GIVEN RECORDS:
*-*-*
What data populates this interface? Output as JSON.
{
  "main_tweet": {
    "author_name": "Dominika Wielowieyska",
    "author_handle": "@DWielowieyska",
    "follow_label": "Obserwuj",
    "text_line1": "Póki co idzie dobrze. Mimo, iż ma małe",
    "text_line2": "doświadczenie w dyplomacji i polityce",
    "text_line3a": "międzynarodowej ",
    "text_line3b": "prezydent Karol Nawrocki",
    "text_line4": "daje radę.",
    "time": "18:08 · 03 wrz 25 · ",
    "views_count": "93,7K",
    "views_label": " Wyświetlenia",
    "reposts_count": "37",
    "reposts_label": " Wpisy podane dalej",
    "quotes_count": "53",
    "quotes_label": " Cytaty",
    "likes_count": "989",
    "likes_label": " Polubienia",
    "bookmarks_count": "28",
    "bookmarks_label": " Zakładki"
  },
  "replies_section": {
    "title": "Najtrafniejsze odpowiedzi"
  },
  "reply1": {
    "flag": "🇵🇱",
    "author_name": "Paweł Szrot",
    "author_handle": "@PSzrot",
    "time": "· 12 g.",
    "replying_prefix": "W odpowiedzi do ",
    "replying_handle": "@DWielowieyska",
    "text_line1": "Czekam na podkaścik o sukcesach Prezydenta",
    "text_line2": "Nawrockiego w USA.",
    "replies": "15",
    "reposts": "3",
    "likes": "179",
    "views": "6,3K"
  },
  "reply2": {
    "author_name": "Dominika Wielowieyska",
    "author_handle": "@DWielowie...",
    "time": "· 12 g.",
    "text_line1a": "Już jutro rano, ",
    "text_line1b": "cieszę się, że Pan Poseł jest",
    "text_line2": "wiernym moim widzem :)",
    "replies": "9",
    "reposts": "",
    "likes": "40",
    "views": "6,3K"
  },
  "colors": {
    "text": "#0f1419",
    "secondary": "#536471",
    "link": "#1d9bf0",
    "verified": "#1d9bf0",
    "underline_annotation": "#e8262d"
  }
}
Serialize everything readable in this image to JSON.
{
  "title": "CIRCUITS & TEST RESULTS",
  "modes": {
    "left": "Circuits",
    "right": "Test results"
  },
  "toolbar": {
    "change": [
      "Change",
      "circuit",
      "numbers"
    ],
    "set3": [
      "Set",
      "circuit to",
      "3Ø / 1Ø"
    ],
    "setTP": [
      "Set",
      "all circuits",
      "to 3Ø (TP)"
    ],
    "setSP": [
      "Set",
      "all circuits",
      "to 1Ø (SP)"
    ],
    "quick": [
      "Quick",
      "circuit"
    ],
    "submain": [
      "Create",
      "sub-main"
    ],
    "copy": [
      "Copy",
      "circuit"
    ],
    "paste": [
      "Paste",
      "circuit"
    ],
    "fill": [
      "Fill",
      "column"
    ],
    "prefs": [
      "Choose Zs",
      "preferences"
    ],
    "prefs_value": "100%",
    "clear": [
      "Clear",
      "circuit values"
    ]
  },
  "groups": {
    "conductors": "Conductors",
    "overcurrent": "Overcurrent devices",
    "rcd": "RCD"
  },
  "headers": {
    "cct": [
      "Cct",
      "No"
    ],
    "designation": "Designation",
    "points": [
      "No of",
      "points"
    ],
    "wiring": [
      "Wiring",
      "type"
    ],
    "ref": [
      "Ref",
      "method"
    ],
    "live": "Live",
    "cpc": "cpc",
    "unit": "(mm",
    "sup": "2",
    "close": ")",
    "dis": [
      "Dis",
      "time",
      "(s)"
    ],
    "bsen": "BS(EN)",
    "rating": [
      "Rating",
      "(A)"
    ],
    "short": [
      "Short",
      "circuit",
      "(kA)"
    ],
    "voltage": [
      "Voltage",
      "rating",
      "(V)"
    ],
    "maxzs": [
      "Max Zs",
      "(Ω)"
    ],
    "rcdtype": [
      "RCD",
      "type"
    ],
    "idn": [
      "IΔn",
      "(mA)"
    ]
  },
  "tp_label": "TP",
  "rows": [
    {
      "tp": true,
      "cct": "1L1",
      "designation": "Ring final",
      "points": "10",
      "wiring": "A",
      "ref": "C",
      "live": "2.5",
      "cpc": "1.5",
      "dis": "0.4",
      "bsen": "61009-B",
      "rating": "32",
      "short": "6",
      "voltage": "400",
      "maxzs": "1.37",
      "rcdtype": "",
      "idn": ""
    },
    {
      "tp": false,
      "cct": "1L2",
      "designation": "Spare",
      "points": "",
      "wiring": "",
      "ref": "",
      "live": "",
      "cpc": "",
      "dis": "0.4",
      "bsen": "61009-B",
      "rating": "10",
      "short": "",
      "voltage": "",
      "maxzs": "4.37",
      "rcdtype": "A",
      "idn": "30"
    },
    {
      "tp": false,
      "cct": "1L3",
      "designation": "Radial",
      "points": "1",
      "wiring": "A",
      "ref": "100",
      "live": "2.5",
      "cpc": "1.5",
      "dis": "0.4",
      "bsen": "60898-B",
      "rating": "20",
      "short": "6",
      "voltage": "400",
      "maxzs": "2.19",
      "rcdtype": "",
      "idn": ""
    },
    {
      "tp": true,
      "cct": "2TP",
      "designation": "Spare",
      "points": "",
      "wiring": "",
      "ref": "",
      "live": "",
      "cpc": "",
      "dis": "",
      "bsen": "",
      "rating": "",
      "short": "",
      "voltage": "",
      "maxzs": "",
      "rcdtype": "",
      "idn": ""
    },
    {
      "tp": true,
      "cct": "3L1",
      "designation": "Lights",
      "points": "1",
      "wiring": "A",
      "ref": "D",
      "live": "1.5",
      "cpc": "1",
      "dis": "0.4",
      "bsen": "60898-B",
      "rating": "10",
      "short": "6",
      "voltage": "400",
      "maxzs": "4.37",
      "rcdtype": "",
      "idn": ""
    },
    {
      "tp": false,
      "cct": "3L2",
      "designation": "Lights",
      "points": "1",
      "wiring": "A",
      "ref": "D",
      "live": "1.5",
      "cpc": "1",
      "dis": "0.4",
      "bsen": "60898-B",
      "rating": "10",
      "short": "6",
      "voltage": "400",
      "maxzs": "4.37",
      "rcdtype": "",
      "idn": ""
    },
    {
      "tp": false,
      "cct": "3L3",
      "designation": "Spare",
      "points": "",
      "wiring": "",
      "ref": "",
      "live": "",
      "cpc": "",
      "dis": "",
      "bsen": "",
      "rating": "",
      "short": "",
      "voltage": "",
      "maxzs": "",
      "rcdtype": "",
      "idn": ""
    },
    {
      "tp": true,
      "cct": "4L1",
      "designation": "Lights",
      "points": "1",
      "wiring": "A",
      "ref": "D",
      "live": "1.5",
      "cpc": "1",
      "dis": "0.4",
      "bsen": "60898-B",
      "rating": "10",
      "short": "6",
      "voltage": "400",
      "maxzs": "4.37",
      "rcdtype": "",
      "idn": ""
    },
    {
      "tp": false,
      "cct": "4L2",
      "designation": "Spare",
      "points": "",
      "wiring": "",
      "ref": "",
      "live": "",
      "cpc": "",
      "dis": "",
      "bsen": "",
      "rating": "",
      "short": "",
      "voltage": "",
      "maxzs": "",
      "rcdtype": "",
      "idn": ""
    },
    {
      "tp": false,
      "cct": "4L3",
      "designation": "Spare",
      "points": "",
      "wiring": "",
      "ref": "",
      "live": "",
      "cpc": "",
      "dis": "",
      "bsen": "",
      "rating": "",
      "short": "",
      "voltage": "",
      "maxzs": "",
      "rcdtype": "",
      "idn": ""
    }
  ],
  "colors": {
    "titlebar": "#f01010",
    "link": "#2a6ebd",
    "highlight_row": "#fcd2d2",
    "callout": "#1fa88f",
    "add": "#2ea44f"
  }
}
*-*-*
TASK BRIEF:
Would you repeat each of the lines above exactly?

RESULT FOR THIS TASK:
What data populates this interface? Output as JSON.
{
  "main_tweet": {
    "author_name": "Dominika Wielowieyska",
    "author_handle": "@DWielowieyska",
    "follow_label": "Obserwuj",
    "text_line1": "Póki co idzie dobrze. Mimo, iż ma małe",
    "text_line2": "doświadczenie w dyplomacji i polityce",
    "text_line3a": "międzynarodowej ",
    "text_line3b": "prezydent Karol Nawrocki",
    "text_line4": "daje radę.",
    "time": "18:08 · 03 wrz 25 · ",
    "views_count": "93,7K",
    "views_label": " Wyświetlenia",
    "reposts_count": "37",
    "reposts_label": " Wpisy podane dalej",
    "quotes_count": "53",
    "quotes_label": " Cytaty",
    "likes_count": "989",
    "likes_label": " Polubienia",
    "bookmarks_count": "28",
    "bookmarks_label": " Zakładki"
  },
  "replies_section": {
    "title": "Najtrafniejsze odpowiedzi"
  },
  "reply1": {
    "flag": "🇵🇱",
    "author_name": "Paweł Szrot",
    "author_handle": "@PSzrot",
    "time": "· 12 g.",
    "replying_prefix": "W odpowiedzi do ",
    "replying_handle": "@DWielowieyska",
    "text_line1": "Czekam na podkaścik o sukcesach Prezydenta",
    "text_line2": "Nawrockiego w USA.",
    "replies": "15",
    "reposts": "3",
    "likes": "179",
    "views": "6,3K"
  },
  "reply2": {
    "author_name": "Dominika Wielowieyska",
    "author_handle": "@DWielowie...",
    "time": "· 12 g.",
    "text_line1a": "Już jutro rano, ",
    "text_line1b": "cieszę się, że Pan Poseł jest",
    "text_line2": "wiernym moim widzem :)",
    "replies": "9",
    "reposts": "",
    "likes": "40",
    "views": "6,3K"
  },
  "colors": {
    "text": "#0f1419",
    "secondary": "#536471",
    "link": "#1d9bf0",
    "verified": "#1d9bf0",
    "underline_annotation": "#e8262d"
  }
}
Serialize everything readable in this image to JSON.
{
  "title": "CIRCUITS & TEST RESULTS",
  "modes": {
    "left": "Circuits",
    "right": "Test results"
  },
  "toolbar": {
    "change": [
      "Change",
      "circuit",
      "numbers"
    ],
    "set3": [
      "Set",
      "circuit to",
      "3Ø / 1Ø"
    ],
    "setTP": [
      "Set",
      "all circuits",
      "to 3Ø (TP)"
    ],
    "setSP": [
      "Set",
      "all circuits",
      "to 1Ø (SP)"
    ],
    "quick": [
      "Quick",
      "circuit"
    ],
    "submain": [
      "Create",
      "sub-main"
    ],
    "copy": [
      "Copy",
      "circuit"
    ],
    "paste": [
      "Paste",
      "circuit"
    ],
    "fill": [
      "Fill",
      "column"
    ],
    "prefs": [
      "Choose Zs",
      "preferences"
    ],
    "prefs_value": "100%",
    "clear": [
      "Clear",
      "circuit values"
    ]
  },
  "groups": {
    "conductors": "Conductors",
    "overcurrent": "Overcurrent devices",
    "rcd": "RCD"
  },
  "headers": {
    "cct": [
      "Cct",
      "No"
    ],
    "designation": "Designation",
    "points": [
      "No of",
      "points"
    ],
    "wiring": [
      "Wiring",
      "type"
    ],
    "ref": [
      "Ref",
      "method"
    ],
    "live": "Live",
    "cpc": "cpc",
    "unit": "(mm",
    "sup": "2",
    "close": ")",
    "dis": [
      "Dis",
      "time",
      "(s)"
    ],
    "bsen": "BS(EN)",
    "rating": [
      "Rating",
      "(A)"
    ],
    "short": [
      "Short",
      "circuit",
      "(kA)"
    ],
    "voltage": [
      "Voltage",
      "rating",
      "(V)"
    ],
    "maxzs": [
      "Max Zs",
      "(Ω)"
    ],
    "rcdtype": [
      "RCD",
      "type"
    ],
    "idn": [
      "IΔn",
      "(mA)"
    ]
  },
  "tp_label": "TP",
  "rows": [
    {
      "tp": true,
      "cct": "1L1",
      "designation": "Ring final",
      "points": "10",
      "wiring": "A",
      "ref": "C",
      "live": "2.5",
      "cpc": "1.5",
      "dis": "0.4",
      "bsen": "61009-B",
      "rating": "32",
      "short": "6",
      "voltage": "400",
      "maxzs": "1.37",
      "rcdtype": "",
      "idn": ""
    },
    {
      "tp": false,
      "cct": "1L2",
      "designation": "Spare",
      "points": "",
      "wiring": "",
      "ref": "",
      "live": "",
      "cpc": "",
      "dis": "0.4",
      "bsen": "61009-B",
      "rating": "10",
      "short": "",
      "voltage": "",
      "maxzs": "4.37",
      "rcdtype": "A",
      "idn": "30"
    },
    {
      "tp": false,
      "cct": "1L3",
      "designation": "Radial",
      "points": "1",
      "wiring": "A",
      "ref": "100",
      "live": "2.5",
      "cpc": "1.5",
      "dis": "0.4",
      "bsen": "60898-B",
      "rating": "20",
      "short": "6",
      "voltage": "400",
      "maxzs": "2.19",
      "rcdtype": "",
      "idn": ""
    },
    {
      "tp": true,
      "cct": "2TP",
      "designation": "Spare",
      "points": "",
      "wiring": "",
      "ref": "",
      "live": "",
      "cpc": "",
      "dis": "",
      "bsen": "",
      "rating": "",
      "short": "",
      "voltage": "",
      "maxzs": "",
      "rcdtype": "",
      "idn": ""
    },
    {
      "tp": true,
      "cct": "3L1",
      "designation": "Lights",
      "points": "1",
      "wiring": "A",
      "ref": "D",
      "live": "1.5",
      "cpc": "1",
      "dis": "0.4",
      "bsen": "60898-B",
      "rating": "10",
      "short": "6",
      "voltage": "400",
      "maxzs": "4.37",
      "rcdtype": "",
      "idn": ""
    },
    {
      "tp": false,
      "cct": "3L2",
      "designation": "Lights",
      "points": "1",
      "wiring": "A",
      "ref": "D",
      "live": "1.5",
      "cpc": "1",
      "dis": "0.4",
      "bsen": "60898-B",
      "rating": "10",
      "short": "6",
      "voltage": "400",
      "maxzs": "4.37",
      "rcdtype": "",
      "idn": ""
    },
    {
      "tp": false,
      "cct": "3L3",
      "designation": "Spare",
      "points": "",
      "wiring": "",
      "ref": "",
      "live": "",
      "cpc": "",
      "dis": "",
      "bsen": "",
      "rating": "",
      "short": "",
      "voltage": "",
      "maxzs": "",
      "rcdtype": "",
      "idn": ""
    },
    {
      "tp": true,
      "cct": "4L1",
      "designation": "Lights",
      "points": "1",
      "wiring": "A",
      "ref": "D",
      "live": "1.5",
      "cpc": "1",
      "dis": "0.4",
      "bsen": "60898-B",
      "rating": "10",
      "short": "6",
      "voltage": "400",
      "maxzs": "4.37",
      "rcdtype": "",
      "idn": ""
    },
    {
      "tp": false,
      "cct": "4L2",
      "designation": "Spare",
      "points": "",
      "wiring": "",
      "ref": "",
      "live": "",
      "cpc": "",
      "dis": "",
      "bsen": "",
      "rating": "",
      "short": "",
      "voltage": "",
      "maxzs": "",
      "rcdtype": "",
      "idn": ""
    },
    {
      "tp": false,
      "cct": "4L3",
      "designation": "Spare",
      "points": "",
      "wiring": "",
      "ref": "",
      "live": "",
      "cpc": "",
      "dis": "",
      "bsen": "",
      "rating": "",
      "short": "",
      "voltage": "",
      "maxzs": "",
      "rcdtype": "",
      "idn": ""
    }
  ],
  "colors": {
    "titlebar": "#f01010",
    "link": "#2a6ebd",
    "highlight_row": "#fcd2d2",
    "callout": "#1fa88f",
    "add": "#2ea44f"
  }
}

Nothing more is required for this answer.